US stocks ended Thursday's session with losses as investors grappled with continued evidence of labor market strength, fueling speculation that the Federal Reserve has room to keep raising interest rates.

After hiring numbers surpassed estimates in a private payrolls report and new claims for unemployment benefits unexpectedly fell last week, the S&P 500 and Nasdaq 100 remained firmly in the red. The yield on the policy-sensitive 2-Year Treasury Note increased the most in a month. The value of the Dollar increased.

Today, dovish remarks from St. Louis Fed President James Bullard, who said rates are approaching a sufficiently restrictive zone, did little to improve sentiment. Instead, investors continued to focus on job data, as the Fed's focus remains on labor market softening. All eyes will be on the government's employment figures, which are due on Friday.

The central bank has stated that tight labor conditions allow it to continue fighting rising prices. At the same time, officials are concerned that financial conditions may become too loose to effectively crimp economic growth, despite the Fed's most aggressive tightening campaign in decades.

Today, Atlanta Fed President Raphael Bostic added to the gloomy mood by saying the central bank still has "much work to do" to control inflation. This week, he joined a chorus of hawkish Fed officials. Neel kashkari, president of the Minneapolis Fed, said on Wednesday that he expects rates to rise as high as 5.4%, while Esther George, president of the Kansas City Fed, said she favors a rise above 5%.

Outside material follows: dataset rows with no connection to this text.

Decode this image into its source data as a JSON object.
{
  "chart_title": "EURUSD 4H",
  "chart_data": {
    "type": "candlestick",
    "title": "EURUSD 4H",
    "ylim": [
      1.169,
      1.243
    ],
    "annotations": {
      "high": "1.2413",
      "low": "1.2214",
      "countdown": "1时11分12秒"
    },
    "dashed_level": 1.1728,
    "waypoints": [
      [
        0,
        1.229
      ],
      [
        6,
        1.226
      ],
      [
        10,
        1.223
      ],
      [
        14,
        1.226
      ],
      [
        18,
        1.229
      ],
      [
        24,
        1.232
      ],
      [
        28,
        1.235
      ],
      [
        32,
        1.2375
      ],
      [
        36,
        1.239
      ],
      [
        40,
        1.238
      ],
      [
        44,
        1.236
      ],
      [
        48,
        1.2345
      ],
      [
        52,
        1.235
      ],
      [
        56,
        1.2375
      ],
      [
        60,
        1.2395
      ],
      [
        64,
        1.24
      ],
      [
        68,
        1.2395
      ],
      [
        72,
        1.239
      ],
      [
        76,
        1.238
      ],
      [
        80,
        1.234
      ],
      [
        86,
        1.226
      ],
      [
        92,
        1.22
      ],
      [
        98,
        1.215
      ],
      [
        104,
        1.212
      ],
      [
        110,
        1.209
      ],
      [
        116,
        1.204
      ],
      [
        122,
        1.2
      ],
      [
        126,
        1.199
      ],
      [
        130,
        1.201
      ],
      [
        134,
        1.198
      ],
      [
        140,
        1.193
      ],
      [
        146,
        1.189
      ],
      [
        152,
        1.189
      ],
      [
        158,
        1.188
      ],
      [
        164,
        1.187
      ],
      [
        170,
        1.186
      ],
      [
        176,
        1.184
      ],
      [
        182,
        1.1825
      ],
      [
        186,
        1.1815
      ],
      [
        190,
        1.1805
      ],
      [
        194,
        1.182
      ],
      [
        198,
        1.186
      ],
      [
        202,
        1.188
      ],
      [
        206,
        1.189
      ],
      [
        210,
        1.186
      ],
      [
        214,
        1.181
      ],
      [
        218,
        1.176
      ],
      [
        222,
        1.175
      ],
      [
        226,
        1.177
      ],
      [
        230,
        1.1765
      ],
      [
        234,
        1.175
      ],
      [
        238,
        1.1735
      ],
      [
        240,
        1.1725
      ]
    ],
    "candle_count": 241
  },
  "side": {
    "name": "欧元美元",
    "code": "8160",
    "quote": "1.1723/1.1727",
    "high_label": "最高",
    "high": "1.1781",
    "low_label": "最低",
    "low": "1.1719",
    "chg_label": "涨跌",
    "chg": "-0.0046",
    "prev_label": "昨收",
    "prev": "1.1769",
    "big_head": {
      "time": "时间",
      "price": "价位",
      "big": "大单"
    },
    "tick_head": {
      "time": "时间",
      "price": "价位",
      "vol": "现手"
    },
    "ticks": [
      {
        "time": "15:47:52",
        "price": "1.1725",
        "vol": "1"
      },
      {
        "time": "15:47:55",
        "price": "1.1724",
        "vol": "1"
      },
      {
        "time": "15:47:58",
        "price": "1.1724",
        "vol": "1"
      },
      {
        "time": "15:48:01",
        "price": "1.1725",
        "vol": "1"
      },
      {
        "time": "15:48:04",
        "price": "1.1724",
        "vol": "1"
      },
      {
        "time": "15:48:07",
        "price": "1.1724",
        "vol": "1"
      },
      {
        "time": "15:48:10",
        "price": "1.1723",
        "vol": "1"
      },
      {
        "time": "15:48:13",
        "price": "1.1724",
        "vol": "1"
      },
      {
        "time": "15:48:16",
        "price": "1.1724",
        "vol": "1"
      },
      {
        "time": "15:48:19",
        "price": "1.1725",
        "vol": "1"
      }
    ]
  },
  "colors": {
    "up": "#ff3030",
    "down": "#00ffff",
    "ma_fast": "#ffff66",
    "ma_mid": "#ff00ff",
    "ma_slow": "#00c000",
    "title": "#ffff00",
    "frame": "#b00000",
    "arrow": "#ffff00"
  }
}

Swaps linked to individual Fed decisions have risen, implying an overnight effective rate of more than 5% in the middle of 2023. The Fed's current target range is 4.25% to 4.5%, with around 37 basis point hikes priced in for the next meeting in February.